* _WHAT YOU WILL DO_:
Line count for "metric": tally the lines of the records below that contain it, and give only that number.

* _DATA FOR THIS TASK_:
----------
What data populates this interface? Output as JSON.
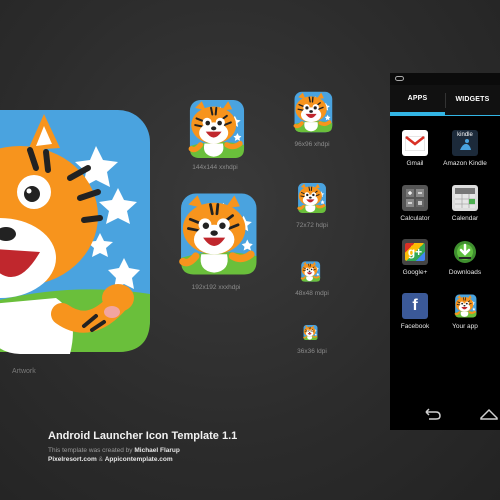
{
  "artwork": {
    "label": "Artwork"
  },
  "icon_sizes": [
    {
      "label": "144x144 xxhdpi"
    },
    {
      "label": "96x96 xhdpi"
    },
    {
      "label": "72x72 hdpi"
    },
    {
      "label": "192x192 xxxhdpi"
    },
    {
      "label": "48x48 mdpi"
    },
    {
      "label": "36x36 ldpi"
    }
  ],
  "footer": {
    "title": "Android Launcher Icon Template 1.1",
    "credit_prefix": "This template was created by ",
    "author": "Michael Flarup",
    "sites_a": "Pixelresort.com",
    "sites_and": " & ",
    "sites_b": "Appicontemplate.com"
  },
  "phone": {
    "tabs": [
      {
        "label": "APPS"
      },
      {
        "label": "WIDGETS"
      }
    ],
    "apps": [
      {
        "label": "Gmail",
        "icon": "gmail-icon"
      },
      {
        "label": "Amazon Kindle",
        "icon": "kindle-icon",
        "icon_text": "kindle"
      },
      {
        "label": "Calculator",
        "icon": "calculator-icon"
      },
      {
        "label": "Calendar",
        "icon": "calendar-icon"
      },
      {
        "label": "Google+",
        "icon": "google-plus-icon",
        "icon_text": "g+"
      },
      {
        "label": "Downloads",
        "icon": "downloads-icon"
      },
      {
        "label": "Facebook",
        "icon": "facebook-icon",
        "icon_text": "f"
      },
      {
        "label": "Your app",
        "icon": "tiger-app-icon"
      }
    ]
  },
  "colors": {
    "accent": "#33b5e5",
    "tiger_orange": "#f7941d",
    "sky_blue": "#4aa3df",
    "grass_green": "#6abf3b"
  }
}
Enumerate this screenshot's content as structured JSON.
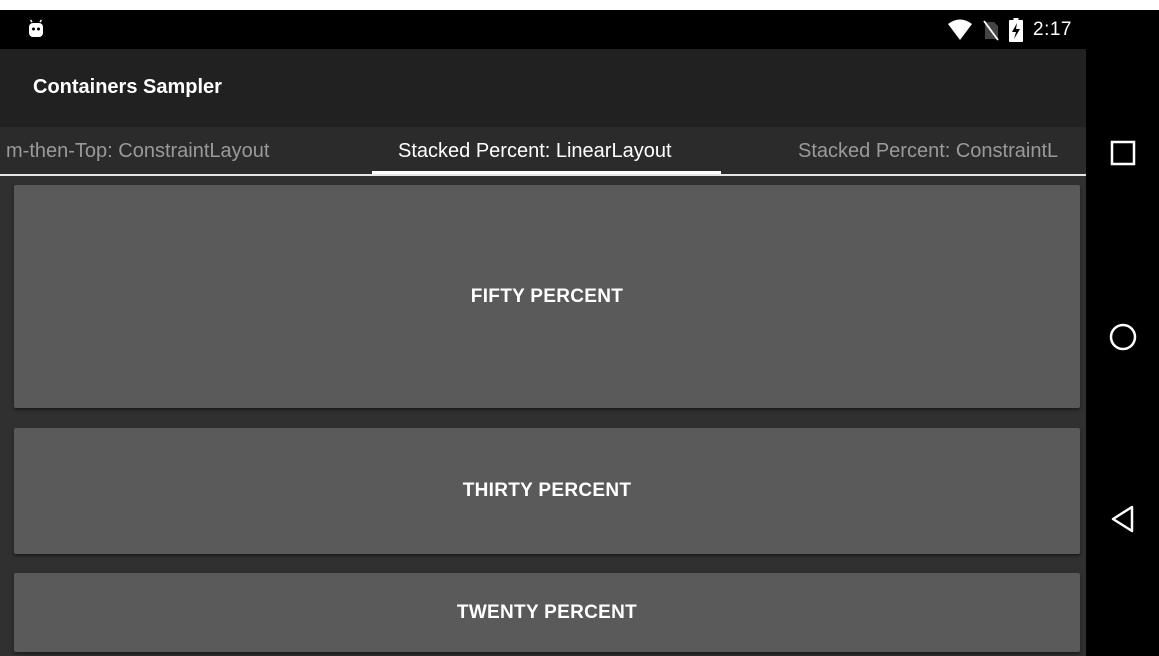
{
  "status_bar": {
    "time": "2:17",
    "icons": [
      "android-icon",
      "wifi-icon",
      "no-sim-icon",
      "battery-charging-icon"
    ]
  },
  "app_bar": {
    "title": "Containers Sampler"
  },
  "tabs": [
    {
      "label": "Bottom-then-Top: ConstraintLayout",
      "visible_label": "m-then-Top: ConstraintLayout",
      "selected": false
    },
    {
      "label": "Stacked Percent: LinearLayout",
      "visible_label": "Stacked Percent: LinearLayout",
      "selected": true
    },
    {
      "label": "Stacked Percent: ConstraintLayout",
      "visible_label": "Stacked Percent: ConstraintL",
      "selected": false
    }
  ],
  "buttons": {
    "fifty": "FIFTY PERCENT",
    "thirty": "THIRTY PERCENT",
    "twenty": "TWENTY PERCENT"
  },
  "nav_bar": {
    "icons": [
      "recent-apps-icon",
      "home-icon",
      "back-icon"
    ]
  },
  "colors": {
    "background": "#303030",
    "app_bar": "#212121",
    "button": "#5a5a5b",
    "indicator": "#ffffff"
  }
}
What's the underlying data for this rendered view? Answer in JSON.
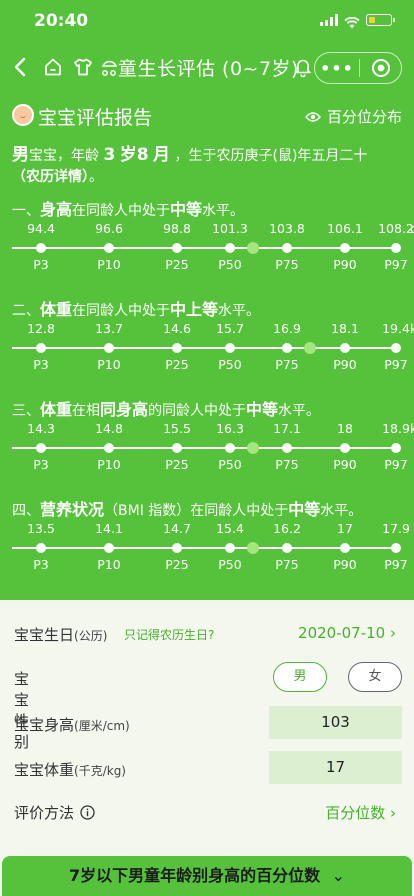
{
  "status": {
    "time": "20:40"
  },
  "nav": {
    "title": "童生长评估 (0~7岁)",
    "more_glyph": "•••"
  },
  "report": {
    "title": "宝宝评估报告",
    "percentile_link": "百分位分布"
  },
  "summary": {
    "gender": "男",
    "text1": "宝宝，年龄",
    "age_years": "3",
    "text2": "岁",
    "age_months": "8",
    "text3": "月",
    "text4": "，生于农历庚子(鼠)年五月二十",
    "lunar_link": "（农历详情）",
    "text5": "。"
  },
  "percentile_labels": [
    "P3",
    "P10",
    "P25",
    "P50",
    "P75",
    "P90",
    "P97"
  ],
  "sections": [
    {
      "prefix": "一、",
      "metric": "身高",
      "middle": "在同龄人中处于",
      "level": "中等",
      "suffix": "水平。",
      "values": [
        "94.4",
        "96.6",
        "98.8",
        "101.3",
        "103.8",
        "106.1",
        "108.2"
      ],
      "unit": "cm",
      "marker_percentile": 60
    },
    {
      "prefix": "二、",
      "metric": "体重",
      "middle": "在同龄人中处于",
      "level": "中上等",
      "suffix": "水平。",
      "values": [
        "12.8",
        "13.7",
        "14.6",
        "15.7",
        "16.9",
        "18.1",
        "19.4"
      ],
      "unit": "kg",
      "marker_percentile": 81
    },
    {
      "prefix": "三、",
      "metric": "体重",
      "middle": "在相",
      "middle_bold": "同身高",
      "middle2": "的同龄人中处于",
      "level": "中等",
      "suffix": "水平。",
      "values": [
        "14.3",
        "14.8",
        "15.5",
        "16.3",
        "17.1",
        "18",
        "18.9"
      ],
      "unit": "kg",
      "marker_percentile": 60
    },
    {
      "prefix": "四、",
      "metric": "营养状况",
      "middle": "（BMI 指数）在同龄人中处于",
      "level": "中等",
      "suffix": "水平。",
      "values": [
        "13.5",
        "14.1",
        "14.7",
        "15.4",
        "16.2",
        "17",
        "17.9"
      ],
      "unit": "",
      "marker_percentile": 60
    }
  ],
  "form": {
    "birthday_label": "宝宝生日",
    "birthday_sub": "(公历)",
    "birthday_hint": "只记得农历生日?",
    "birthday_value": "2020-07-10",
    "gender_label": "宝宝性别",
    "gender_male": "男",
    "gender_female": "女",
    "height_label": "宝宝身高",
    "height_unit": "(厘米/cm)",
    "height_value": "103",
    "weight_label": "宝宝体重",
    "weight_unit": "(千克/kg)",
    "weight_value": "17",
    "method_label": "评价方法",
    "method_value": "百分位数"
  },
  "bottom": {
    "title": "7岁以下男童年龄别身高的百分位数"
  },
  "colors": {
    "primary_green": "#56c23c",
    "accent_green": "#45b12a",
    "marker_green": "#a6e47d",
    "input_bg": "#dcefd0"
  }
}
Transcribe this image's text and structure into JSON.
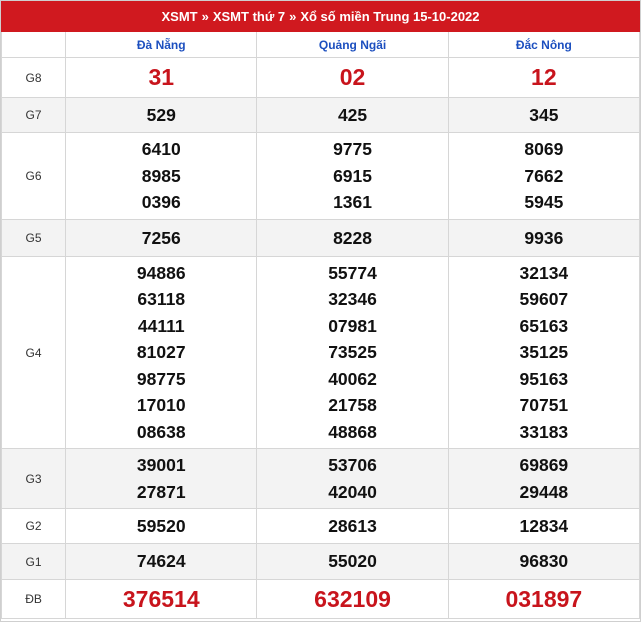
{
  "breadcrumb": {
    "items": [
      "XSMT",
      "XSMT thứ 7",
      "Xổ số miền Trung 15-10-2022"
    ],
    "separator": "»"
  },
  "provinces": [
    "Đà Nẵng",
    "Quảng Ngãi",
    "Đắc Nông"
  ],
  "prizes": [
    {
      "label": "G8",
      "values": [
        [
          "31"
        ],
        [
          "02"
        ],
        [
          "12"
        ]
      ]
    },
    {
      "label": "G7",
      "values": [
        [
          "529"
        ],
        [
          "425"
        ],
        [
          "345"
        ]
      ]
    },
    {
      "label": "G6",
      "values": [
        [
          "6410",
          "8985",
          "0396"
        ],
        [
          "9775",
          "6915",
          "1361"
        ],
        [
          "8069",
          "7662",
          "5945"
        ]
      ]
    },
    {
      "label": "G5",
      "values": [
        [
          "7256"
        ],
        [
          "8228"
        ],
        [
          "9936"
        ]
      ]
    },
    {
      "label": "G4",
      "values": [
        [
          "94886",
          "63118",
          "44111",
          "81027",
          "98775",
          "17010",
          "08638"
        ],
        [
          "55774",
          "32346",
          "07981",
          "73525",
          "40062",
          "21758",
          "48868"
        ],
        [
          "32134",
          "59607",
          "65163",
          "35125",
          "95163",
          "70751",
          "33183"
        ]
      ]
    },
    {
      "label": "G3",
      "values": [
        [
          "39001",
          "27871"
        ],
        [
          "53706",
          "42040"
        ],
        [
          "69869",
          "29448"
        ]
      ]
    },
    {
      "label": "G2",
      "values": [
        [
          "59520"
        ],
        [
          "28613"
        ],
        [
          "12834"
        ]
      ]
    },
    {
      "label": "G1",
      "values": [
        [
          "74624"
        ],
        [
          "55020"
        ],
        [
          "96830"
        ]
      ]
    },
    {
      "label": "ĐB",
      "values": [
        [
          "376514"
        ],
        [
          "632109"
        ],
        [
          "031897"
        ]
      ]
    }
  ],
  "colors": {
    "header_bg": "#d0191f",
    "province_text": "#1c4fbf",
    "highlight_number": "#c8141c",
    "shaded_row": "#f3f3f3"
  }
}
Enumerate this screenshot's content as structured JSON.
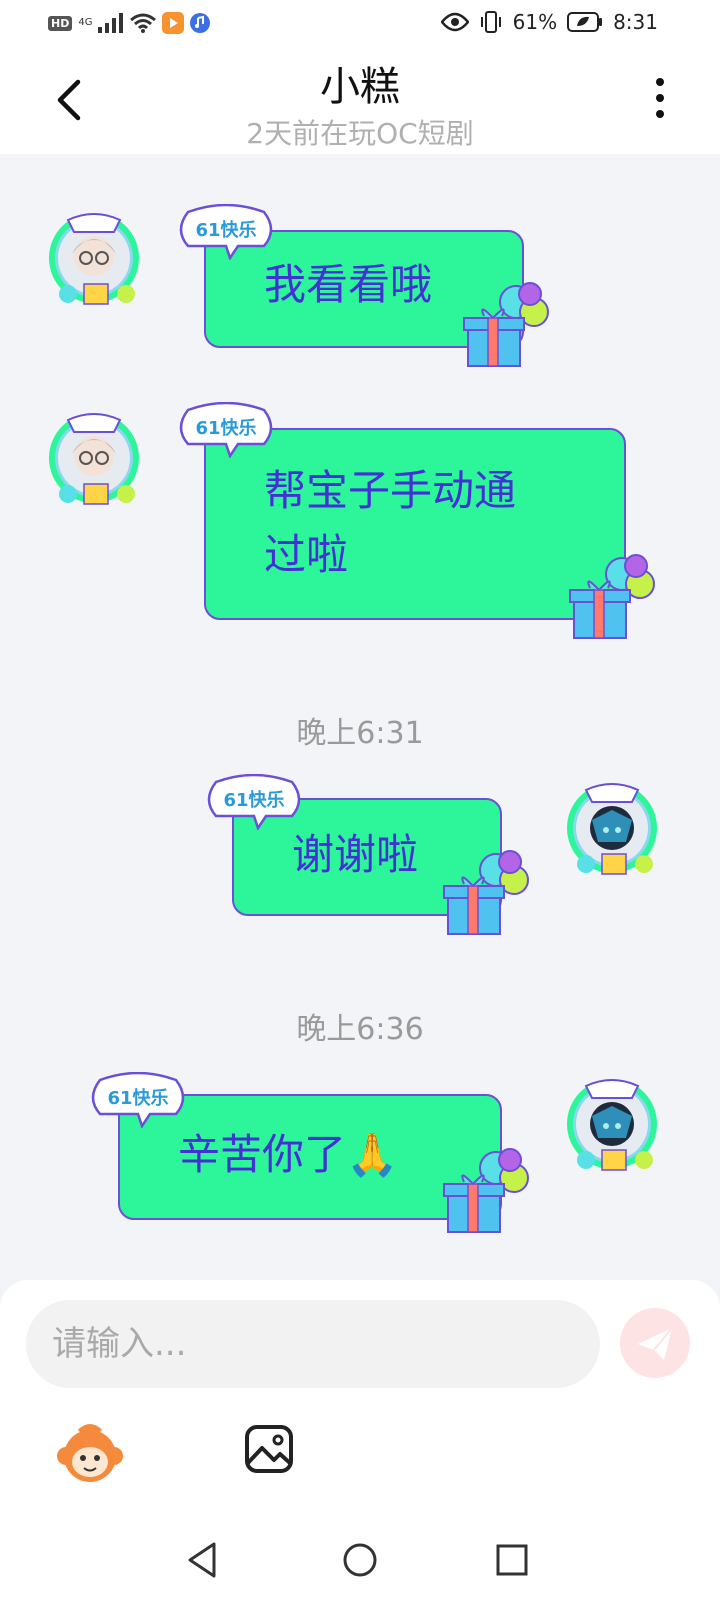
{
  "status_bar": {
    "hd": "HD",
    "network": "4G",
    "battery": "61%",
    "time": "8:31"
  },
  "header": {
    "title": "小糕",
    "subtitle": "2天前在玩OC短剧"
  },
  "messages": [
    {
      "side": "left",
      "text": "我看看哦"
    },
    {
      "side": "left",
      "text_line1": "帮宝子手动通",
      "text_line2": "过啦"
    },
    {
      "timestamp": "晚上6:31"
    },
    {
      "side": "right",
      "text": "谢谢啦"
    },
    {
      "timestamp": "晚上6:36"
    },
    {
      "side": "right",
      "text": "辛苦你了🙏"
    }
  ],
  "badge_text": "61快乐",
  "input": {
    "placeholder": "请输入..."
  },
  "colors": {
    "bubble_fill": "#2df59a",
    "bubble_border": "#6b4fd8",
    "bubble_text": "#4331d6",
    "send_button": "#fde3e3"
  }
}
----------
* _TASK ANSWER_:
4